ACTIVITY: Although the records include pictures, print only the rest, exactly as written.

(Stored items from a collection)
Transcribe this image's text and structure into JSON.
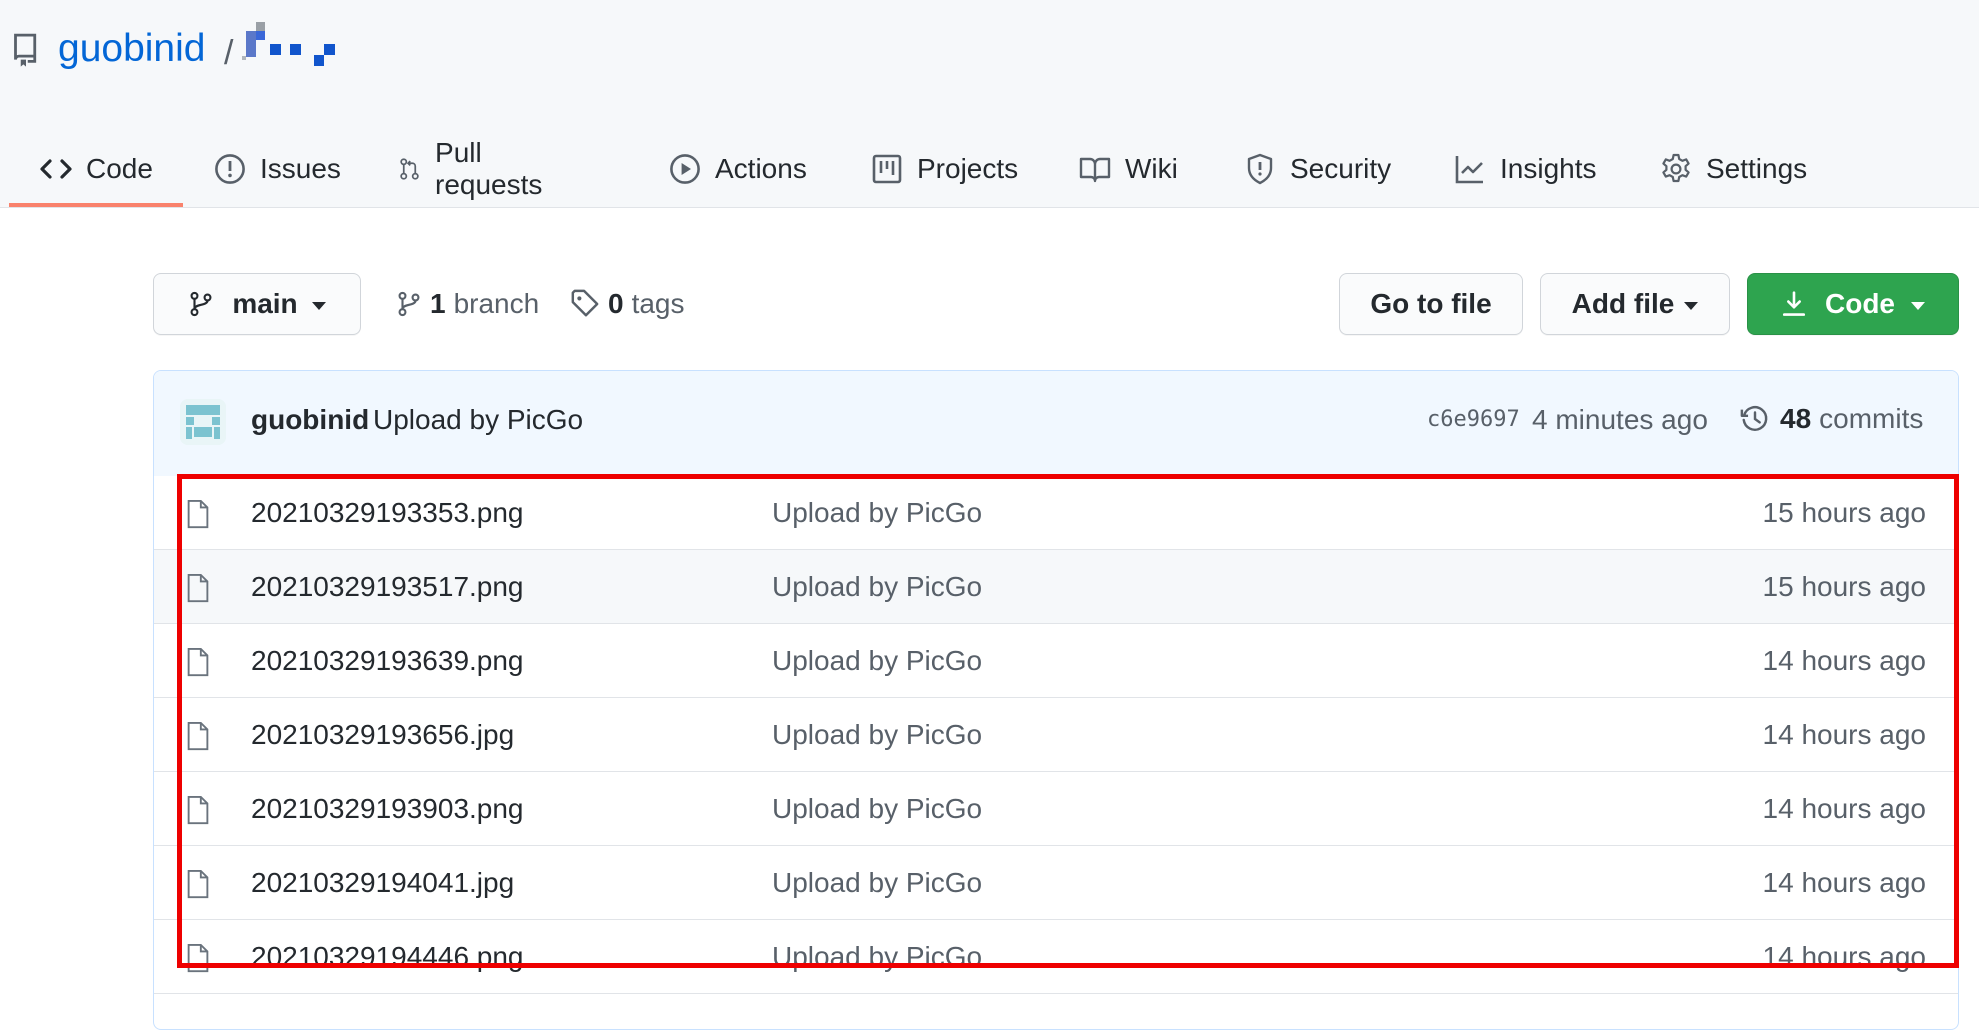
{
  "repo": {
    "owner": "guobinid",
    "separator": "/"
  },
  "tabs": [
    {
      "label": "Code",
      "icon": "code-icon",
      "selected": true
    },
    {
      "label": "Issues",
      "icon": "issue-icon"
    },
    {
      "label": "Pull requests",
      "icon": "pull-request-icon"
    },
    {
      "label": "Actions",
      "icon": "play-icon"
    },
    {
      "label": "Projects",
      "icon": "project-icon"
    },
    {
      "label": "Wiki",
      "icon": "book-icon"
    },
    {
      "label": "Security",
      "icon": "shield-icon"
    },
    {
      "label": "Insights",
      "icon": "graph-icon"
    },
    {
      "label": "Settings",
      "icon": "gear-icon"
    }
  ],
  "toolbar": {
    "branch_select": "main",
    "branch_count": "1",
    "branch_label": "branch",
    "tag_count": "0",
    "tag_label": "tags",
    "go_to_file": "Go to file",
    "add_file": "Add file",
    "code": "Code"
  },
  "latest_commit": {
    "author": "guobinid",
    "message": "Upload by PicGo",
    "sha": "c6e9697",
    "age": "4 minutes ago",
    "count": "48",
    "count_label": "commits"
  },
  "files": [
    {
      "name": "20210329193353.png",
      "message": "Upload by PicGo",
      "age": "15 hours ago"
    },
    {
      "name": "20210329193517.png",
      "message": "Upload by PicGo",
      "age": "15 hours ago"
    },
    {
      "name": "20210329193639.png",
      "message": "Upload by PicGo",
      "age": "14 hours ago"
    },
    {
      "name": "20210329193656.jpg",
      "message": "Upload by PicGo",
      "age": "14 hours ago"
    },
    {
      "name": "20210329193903.png",
      "message": "Upload by PicGo",
      "age": "14 hours ago"
    },
    {
      "name": "20210329194041.jpg",
      "message": "Upload by PicGo",
      "age": "14 hours ago"
    },
    {
      "name": "20210329194446.png",
      "message": "Upload by PicGo",
      "age": "14 hours ago"
    }
  ],
  "colors": {
    "link": "#0366d6",
    "primary_button": "#2ea44f",
    "selected_tab_underline": "#f9826c",
    "annotation_box": "#ee0000"
  }
}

REPLY TO THE TASK:
Transcribe this image's text and structure into JSON.
{
  "repo": {
    "owner": "guobinid",
    "separator": "/"
  },
  "tabs": [
    {
      "label": "Code",
      "icon": "code-icon",
      "selected": true
    },
    {
      "label": "Issues",
      "icon": "issue-icon"
    },
    {
      "label": "Pull requests",
      "icon": "pull-request-icon"
    },
    {
      "label": "Actions",
      "icon": "play-icon"
    },
    {
      "label": "Projects",
      "icon": "project-icon"
    },
    {
      "label": "Wiki",
      "icon": "book-icon"
    },
    {
      "label": "Security",
      "icon": "shield-icon"
    },
    {
      "label": "Insights",
      "icon": "graph-icon"
    },
    {
      "label": "Settings",
      "icon": "gear-icon"
    }
  ],
  "toolbar": {
    "branch_select": "main",
    "branch_count": "1",
    "branch_label": "branch",
    "tag_count": "0",
    "tag_label": "tags",
    "go_to_file": "Go to file",
    "add_file": "Add file",
    "code": "Code"
  },
  "latest_commit": {
    "author": "guobinid",
    "message": "Upload by PicGo",
    "sha": "c6e9697",
    "age": "4 minutes ago",
    "count": "48",
    "count_label": "commits"
  },
  "files": [
    {
      "name": "20210329193353.png",
      "message": "Upload by PicGo",
      "age": "15 hours ago"
    },
    {
      "name": "20210329193517.png",
      "message": "Upload by PicGo",
      "age": "15 hours ago"
    },
    {
      "name": "20210329193639.png",
      "message": "Upload by PicGo",
      "age": "14 hours ago"
    },
    {
      "name": "20210329193656.jpg",
      "message": "Upload by PicGo",
      "age": "14 hours ago"
    },
    {
      "name": "20210329193903.png",
      "message": "Upload by PicGo",
      "age": "14 hours ago"
    },
    {
      "name": "20210329194041.jpg",
      "message": "Upload by PicGo",
      "age": "14 hours ago"
    },
    {
      "name": "20210329194446.png",
      "message": "Upload by PicGo",
      "age": "14 hours ago"
    }
  ],
  "colors": {
    "link": "#0366d6",
    "primary_button": "#2ea44f",
    "selected_tab_underline": "#f9826c",
    "annotation_box": "#ee0000"
  }
}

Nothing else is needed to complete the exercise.